**EXERCISE PROMPT**
Write the entries out in full, matching them exactly.

(Items from an interface collection)
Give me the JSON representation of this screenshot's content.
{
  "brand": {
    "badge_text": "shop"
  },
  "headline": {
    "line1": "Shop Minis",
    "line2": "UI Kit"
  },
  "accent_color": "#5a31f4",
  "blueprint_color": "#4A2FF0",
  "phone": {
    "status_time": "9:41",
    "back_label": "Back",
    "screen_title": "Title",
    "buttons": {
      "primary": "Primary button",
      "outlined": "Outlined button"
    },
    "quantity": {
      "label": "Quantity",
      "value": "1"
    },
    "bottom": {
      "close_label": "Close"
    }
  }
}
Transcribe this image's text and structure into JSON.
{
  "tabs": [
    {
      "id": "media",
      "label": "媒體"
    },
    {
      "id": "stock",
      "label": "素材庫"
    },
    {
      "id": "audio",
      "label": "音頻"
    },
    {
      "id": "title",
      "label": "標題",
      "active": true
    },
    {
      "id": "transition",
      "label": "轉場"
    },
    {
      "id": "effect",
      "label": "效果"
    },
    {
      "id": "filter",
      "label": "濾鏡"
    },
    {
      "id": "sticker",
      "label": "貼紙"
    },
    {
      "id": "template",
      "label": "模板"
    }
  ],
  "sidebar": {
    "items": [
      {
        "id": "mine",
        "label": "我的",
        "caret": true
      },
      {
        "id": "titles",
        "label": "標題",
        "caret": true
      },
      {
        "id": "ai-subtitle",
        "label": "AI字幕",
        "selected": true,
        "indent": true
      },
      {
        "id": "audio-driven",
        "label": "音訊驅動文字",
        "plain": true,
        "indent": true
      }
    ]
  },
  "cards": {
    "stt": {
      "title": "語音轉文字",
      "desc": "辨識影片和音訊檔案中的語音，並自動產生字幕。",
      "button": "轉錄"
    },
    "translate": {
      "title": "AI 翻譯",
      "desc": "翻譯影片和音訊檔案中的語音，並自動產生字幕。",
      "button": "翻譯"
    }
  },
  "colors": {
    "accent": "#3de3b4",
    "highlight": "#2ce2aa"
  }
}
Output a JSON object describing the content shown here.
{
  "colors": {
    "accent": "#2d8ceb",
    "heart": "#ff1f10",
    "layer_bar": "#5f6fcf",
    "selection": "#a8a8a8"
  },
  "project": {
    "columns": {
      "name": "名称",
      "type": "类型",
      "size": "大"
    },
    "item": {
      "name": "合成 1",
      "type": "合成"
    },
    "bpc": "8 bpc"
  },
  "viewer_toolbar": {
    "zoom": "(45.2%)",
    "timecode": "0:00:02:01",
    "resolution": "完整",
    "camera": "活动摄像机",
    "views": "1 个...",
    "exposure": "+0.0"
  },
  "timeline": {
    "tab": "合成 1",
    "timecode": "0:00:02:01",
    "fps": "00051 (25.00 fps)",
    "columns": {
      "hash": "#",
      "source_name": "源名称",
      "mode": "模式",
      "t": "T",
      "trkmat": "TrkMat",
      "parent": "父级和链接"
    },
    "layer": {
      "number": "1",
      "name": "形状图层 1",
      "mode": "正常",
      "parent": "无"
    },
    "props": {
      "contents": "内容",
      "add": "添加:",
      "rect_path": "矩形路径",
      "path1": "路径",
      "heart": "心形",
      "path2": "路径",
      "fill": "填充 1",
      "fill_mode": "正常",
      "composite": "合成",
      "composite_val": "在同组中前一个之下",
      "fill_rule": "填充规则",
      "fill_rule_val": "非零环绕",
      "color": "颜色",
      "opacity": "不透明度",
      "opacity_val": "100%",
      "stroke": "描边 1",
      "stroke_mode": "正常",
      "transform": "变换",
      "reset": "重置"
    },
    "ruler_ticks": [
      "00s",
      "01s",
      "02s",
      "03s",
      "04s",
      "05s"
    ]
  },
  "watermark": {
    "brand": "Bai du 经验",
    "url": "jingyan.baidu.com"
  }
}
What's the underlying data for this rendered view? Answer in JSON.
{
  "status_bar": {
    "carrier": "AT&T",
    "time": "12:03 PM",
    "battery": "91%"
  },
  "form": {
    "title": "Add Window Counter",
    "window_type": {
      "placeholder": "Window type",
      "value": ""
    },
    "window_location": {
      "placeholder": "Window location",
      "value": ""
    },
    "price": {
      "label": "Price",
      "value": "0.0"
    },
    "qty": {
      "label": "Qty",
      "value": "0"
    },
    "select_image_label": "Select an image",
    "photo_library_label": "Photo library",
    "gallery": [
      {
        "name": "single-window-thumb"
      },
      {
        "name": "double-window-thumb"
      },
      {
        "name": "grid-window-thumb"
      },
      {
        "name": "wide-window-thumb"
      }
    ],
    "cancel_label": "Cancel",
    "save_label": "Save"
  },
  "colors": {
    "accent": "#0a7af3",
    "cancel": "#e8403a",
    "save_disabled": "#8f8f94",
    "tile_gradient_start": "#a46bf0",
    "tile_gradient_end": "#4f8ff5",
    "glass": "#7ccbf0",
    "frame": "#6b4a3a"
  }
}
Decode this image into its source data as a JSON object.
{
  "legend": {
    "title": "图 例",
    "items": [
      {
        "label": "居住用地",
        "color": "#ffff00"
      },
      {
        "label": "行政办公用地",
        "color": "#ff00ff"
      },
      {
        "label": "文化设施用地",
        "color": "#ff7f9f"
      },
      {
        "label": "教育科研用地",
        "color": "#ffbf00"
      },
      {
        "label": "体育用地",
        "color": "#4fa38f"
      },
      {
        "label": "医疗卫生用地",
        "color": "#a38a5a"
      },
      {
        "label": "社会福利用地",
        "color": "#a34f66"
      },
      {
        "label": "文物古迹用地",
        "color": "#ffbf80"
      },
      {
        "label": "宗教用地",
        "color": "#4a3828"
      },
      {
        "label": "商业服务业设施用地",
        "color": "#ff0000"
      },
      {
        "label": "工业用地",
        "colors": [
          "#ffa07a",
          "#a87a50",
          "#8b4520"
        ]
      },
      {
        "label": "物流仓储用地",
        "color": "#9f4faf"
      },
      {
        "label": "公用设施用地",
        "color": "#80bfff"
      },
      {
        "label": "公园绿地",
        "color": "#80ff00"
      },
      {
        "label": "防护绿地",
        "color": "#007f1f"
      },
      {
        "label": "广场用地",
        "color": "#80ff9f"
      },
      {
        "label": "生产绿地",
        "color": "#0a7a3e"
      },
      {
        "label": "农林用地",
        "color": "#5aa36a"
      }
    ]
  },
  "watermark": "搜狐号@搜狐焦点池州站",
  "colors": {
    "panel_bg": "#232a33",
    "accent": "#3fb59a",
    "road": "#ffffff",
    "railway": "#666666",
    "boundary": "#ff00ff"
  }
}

**REPLY TO THE TASK**
Give me the JSON representation of this screenshot's content.
{
  "brand": {
    "badge_text": "shop"
  },
  "headline": {
    "line1": "Shop Minis",
    "line2": "UI Kit"
  },
  "accent_color": "#5a31f4",
  "blueprint_color": "#4A2FF0",
  "phone": {
    "status_time": "9:41",
    "back_label": "Back",
    "screen_title": "Title",
    "buttons": {
      "primary": "Primary button",
      "outlined": "Outlined button"
    },
    "quantity": {
      "label": "Quantity",
      "value": "1"
    },
    "bottom": {
      "close_label": "Close"
    }
  }
}
Transcribe this image's text and structure into JSON.
{
  "tabs": [
    {
      "id": "media",
      "label": "媒體"
    },
    {
      "id": "stock",
      "label": "素材庫"
    },
    {
      "id": "audio",
      "label": "音頻"
    },
    {
      "id": "title",
      "label": "標題",
      "active": true
    },
    {
      "id": "transition",
      "label": "轉場"
    },
    {
      "id": "effect",
      "label": "效果"
    },
    {
      "id": "filter",
      "label": "濾鏡"
    },
    {
      "id": "sticker",
      "label": "貼紙"
    },
    {
      "id": "template",
      "label": "模板"
    }
  ],
  "sidebar": {
    "items": [
      {
        "id": "mine",
        "label": "我的",
        "caret": true
      },
      {
        "id": "titles",
        "label": "標題",
        "caret": true
      },
      {
        "id": "ai-subtitle",
        "label": "AI字幕",
        "selected": true,
        "indent": true
      },
      {
        "id": "audio-driven",
        "label": "音訊驅動文字",
        "plain": true,
        "indent": true
      }
    ]
  },
  "cards": {
    "stt": {
      "title": "語音轉文字",
      "desc": "辨識影片和音訊檔案中的語音，並自動產生字幕。",
      "button": "轉錄"
    },
    "translate": {
      "title": "AI 翻譯",
      "desc": "翻譯影片和音訊檔案中的語音，並自動產生字幕。",
      "button": "翻譯"
    }
  },
  "colors": {
    "accent": "#3de3b4",
    "highlight": "#2ce2aa"
  }
}
Output a JSON object describing the content shown here.
{
  "colors": {
    "accent": "#2d8ceb",
    "heart": "#ff1f10",
    "layer_bar": "#5f6fcf",
    "selection": "#a8a8a8"
  },
  "project": {
    "columns": {
      "name": "名称",
      "type": "类型",
      "size": "大"
    },
    "item": {
      "name": "合成 1",
      "type": "合成"
    },
    "bpc": "8 bpc"
  },
  "viewer_toolbar": {
    "zoom": "(45.2%)",
    "timecode": "0:00:02:01",
    "resolution": "完整",
    "camera": "活动摄像机",
    "views": "1 个...",
    "exposure": "+0.0"
  },
  "timeline": {
    "tab": "合成 1",
    "timecode": "0:00:02:01",
    "fps": "00051 (25.00 fps)",
    "columns": {
      "hash": "#",
      "source_name": "源名称",
      "mode": "模式",
      "t": "T",
      "trkmat": "TrkMat",
      "parent": "父级和链接"
    },
    "layer": {
      "number": "1",
      "name": "形状图层 1",
      "mode": "正常",
      "parent": "无"
    },
    "props": {
      "contents": "内容",
      "add": "添加:",
      "rect_path": "矩形路径",
      "path1": "路径",
      "heart": "心形",
      "path2": "路径",
      "fill": "填充 1",
      "fill_mode": "正常",
      "composite": "合成",
      "composite_val": "在同组中前一个之下",
      "fill_rule": "填充规则",
      "fill_rule_val": "非零环绕",
      "color": "颜色",
      "opacity": "不透明度",
      "opacity_val": "100%",
      "stroke": "描边 1",
      "stroke_mode": "正常",
      "transform": "变换",
      "reset": "重置"
    },
    "ruler_ticks": [
      "00s",
      "01s",
      "02s",
      "03s",
      "04s",
      "05s"
    ]
  },
  "watermark": {
    "brand": "Bai du 经验",
    "url": "jingyan.baidu.com"
  }
}
What's the underlying data for this rendered view? Answer in JSON.
{
  "status_bar": {
    "carrier": "AT&T",
    "time": "12:03 PM",
    "battery": "91%"
  },
  "form": {
    "title": "Add Window Counter",
    "window_type": {
      "placeholder": "Window type",
      "value": ""
    },
    "window_location": {
      "placeholder": "Window location",
      "value": ""
    },
    "price": {
      "label": "Price",
      "value": "0.0"
    },
    "qty": {
      "label": "Qty",
      "value": "0"
    },
    "select_image_label": "Select an image",
    "photo_library_label": "Photo library",
    "gallery": [
      {
        "name": "single-window-thumb"
      },
      {
        "name": "double-window-thumb"
      },
      {
        "name": "grid-window-thumb"
      },
      {
        "name": "wide-window-thumb"
      }
    ],
    "cancel_label": "Cancel",
    "save_label": "Save"
  },
  "colors": {
    "accent": "#0a7af3",
    "cancel": "#e8403a",
    "save_disabled": "#8f8f94",
    "tile_gradient_start": "#a46bf0",
    "tile_gradient_end": "#4f8ff5",
    "glass": "#7ccbf0",
    "frame": "#6b4a3a"
  }
}
Decode this image into its source data as a JSON object.
{
  "legend": {
    "title": "图 例",
    "items": [
      {
        "label": "居住用地",
        "color": "#ffff00"
      },
      {
        "label": "行政办公用地",
        "color": "#ff00ff"
      },
      {
        "label": "文化设施用地",
        "color": "#ff7f9f"
      },
      {
        "label": "教育科研用地",
        "color": "#ffbf00"
      },
      {
        "label": "体育用地",
        "color": "#4fa38f"
      },
      {
        "label": "医疗卫生用地",
        "color": "#a38a5a"
      },
      {
        "label": "社会福利用地",
        "color": "#a34f66"
      },
      {
        "label": "文物古迹用地",
        "color": "#ffbf80"
      },
      {
        "label": "宗教用地",
        "color": "#4a3828"
      },
      {
        "label": "商业服务业设施用地",
        "color": "#ff0000"
      },
      {
        "label": "工业用地",
        "colors": [
          "#ffa07a",
          "#a87a50",
          "#8b4520"
        ]
      },
      {
        "label": "物流仓储用地",
        "color": "#9f4faf"
      },
      {
        "label": "公用设施用地",
        "color": "#80bfff"
      },
      {
        "label": "公园绿地",
        "color": "#80ff00"
      },
      {
        "label": "防护绿地",
        "color": "#007f1f"
      },
      {
        "label": "广场用地",
        "color": "#80ff9f"
      },
      {
        "label": "生产绿地",
        "color": "#0a7a3e"
      },
      {
        "label": "农林用地",
        "color": "#5aa36a"
      }
    ]
  },
  "watermark": "搜狐号@搜狐焦点池州站",
  "colors": {
    "panel_bg": "#232a33",
    "accent": "#3fb59a",
    "road": "#ffffff",
    "railway": "#666666",
    "boundary": "#ff00ff"
  }
}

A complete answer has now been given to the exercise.